**Exercise description:** Leave out the images and repeat every entry below exactly.

#### Information ####

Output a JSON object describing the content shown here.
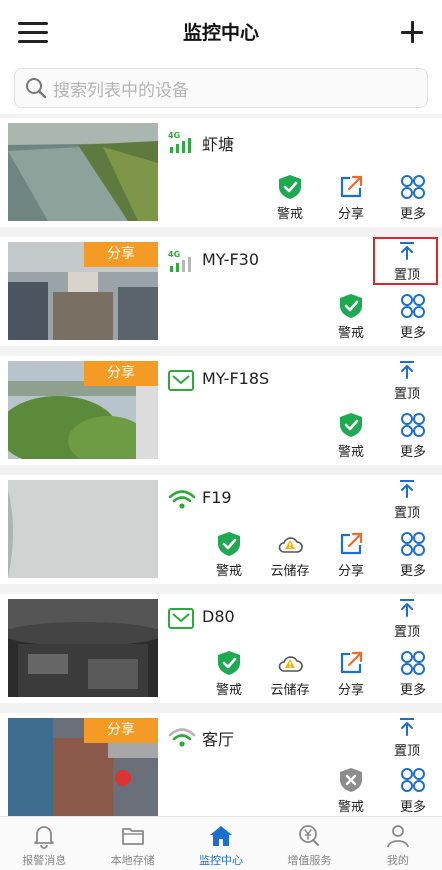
{
  "header": {
    "title": "监控中心"
  },
  "search": {
    "placeholder": "搜索列表中的设备"
  },
  "devices": [
    {
      "name": "虾塘",
      "network": "4G",
      "shared": false,
      "actions": [
        "警戒",
        "分享",
        "更多"
      ]
    },
    {
      "name": "MY-F30",
      "network": "4G",
      "shared": true,
      "share_label": "分享",
      "pin_label": "置顶",
      "actions": [
        "警戒",
        "更多"
      ]
    },
    {
      "name": "MY-F18S",
      "network": "ethernet",
      "shared": true,
      "share_label": "分享",
      "pin_label": "置顶",
      "actions": [
        "警戒",
        "更多"
      ]
    },
    {
      "name": "F19",
      "network": "wifi",
      "shared": false,
      "pin_label": "置顶",
      "actions": [
        "警戒",
        "云储存",
        "分享",
        "更多"
      ]
    },
    {
      "name": "D80",
      "network": "ethernet",
      "shared": false,
      "pin_label": "置顶",
      "actions": [
        "警戒",
        "云储存",
        "分享",
        "更多"
      ]
    },
    {
      "name": "客厅",
      "network": "wifi",
      "shared": true,
      "share_label": "分享",
      "pin_label": "置顶",
      "actions": [
        "警戒",
        "更多"
      ]
    }
  ],
  "tabs": [
    {
      "label": "报警消息",
      "icon": "bell-icon"
    },
    {
      "label": "本地存储",
      "icon": "folder-icon"
    },
    {
      "label": "监控中心",
      "icon": "home-icon",
      "active": true
    },
    {
      "label": "增值服务",
      "icon": "yuan-badge-icon"
    },
    {
      "label": "我的",
      "icon": "user-icon"
    }
  ],
  "colors": {
    "accent": "#1c6fd1",
    "shield_green": "#1ea952",
    "share_orange": "#f49b25",
    "highlight_red": "#e0252b"
  }
}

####

**Written reply:**
Output a JSON object describing the content shown here.
{
  "header": {
    "title": "监控中心"
  },
  "search": {
    "placeholder": "搜索列表中的设备"
  },
  "devices": [
    {
      "name": "虾塘",
      "network": "4G",
      "shared": false,
      "actions": [
        "警戒",
        "分享",
        "更多"
      ]
    },
    {
      "name": "MY-F30",
      "network": "4G",
      "shared": true,
      "share_label": "分享",
      "pin_label": "置顶",
      "actions": [
        "警戒",
        "更多"
      ]
    },
    {
      "name": "MY-F18S",
      "network": "ethernet",
      "shared": true,
      "share_label": "分享",
      "pin_label": "置顶",
      "actions": [
        "警戒",
        "更多"
      ]
    },
    {
      "name": "F19",
      "network": "wifi",
      "shared": false,
      "pin_label": "置顶",
      "actions": [
        "警戒",
        "云储存",
        "分享",
        "更多"
      ]
    },
    {
      "name": "D80",
      "network": "ethernet",
      "shared": false,
      "pin_label": "置顶",
      "actions": [
        "警戒",
        "云储存",
        "分享",
        "更多"
      ]
    },
    {
      "name": "客厅",
      "network": "wifi",
      "shared": true,
      "share_label": "分享",
      "pin_label": "置顶",
      "actions": [
        "警戒",
        "更多"
      ]
    }
  ],
  "tabs": [
    {
      "label": "报警消息",
      "icon": "bell-icon"
    },
    {
      "label": "本地存储",
      "icon": "folder-icon"
    },
    {
      "label": "监控中心",
      "icon": "home-icon",
      "active": true
    },
    {
      "label": "增值服务",
      "icon": "yuan-badge-icon"
    },
    {
      "label": "我的",
      "icon": "user-icon"
    }
  ],
  "colors": {
    "accent": "#1c6fd1",
    "shield_green": "#1ea952",
    "share_orange": "#f49b25",
    "highlight_red": "#e0252b"
  }
}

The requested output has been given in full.